This article discusses the need for the US to create an explicit cyber deterrence policy againststate-sanctioned attacks on the private sector. Citing two recent ransomware attacks, Simon outlines how hostile foreign powers sponsor and enable attacks against private infrastructure for monetary gain, intellectual property theft, and political outcomes. He also notes the efficacy of cyber attacks; law enforcement cannot respond while they occur due to their speed, and victims have with limited responsive options beyond investing in more defensive mechanisms due to pre-existing laws. He emphasizes a need for a policy that clearly signals when and how the US will respond to cyber attacks against its private sector, warning that these attacks will only increase if not addressed soon. While he does mention the steps the US has already taken to build norms for responsible state behavior within cyberspace, he also acknowledges their limitations and puts forth suggestions for a cyber deterrence policy he think will effectively deter future attacks while leaving room for flexible responses by the state. He concludes his paper by raising the question of the extent to which the US is responsible to protect its own private sector. Key words: hegemony, deterrence, state-sponsored cybercrime, hacking, private sector, norms, intellectual property

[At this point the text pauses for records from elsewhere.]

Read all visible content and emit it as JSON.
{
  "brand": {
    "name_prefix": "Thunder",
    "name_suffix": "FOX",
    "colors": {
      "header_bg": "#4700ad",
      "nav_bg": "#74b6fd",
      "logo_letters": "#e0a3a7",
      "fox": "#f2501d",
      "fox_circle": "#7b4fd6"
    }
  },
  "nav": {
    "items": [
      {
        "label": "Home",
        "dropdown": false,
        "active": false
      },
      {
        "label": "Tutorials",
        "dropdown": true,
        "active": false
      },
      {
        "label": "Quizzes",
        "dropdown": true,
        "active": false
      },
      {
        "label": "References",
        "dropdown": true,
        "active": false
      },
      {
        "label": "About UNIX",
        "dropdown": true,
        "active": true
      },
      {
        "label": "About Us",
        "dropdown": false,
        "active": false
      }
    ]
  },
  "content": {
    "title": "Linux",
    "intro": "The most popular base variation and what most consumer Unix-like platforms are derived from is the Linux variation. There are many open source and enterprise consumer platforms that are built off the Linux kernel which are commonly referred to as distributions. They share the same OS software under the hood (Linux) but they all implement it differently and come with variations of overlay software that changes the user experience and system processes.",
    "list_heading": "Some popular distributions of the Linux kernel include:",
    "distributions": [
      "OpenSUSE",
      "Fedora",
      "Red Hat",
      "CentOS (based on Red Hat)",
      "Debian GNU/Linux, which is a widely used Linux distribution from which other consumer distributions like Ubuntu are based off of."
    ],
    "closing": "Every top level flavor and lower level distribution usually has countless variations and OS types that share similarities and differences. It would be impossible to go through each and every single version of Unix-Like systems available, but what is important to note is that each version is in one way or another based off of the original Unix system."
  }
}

David Simon
Input By: 
Ianka Bhatia
Industry Focus: 
Internet & Cyberspace
United States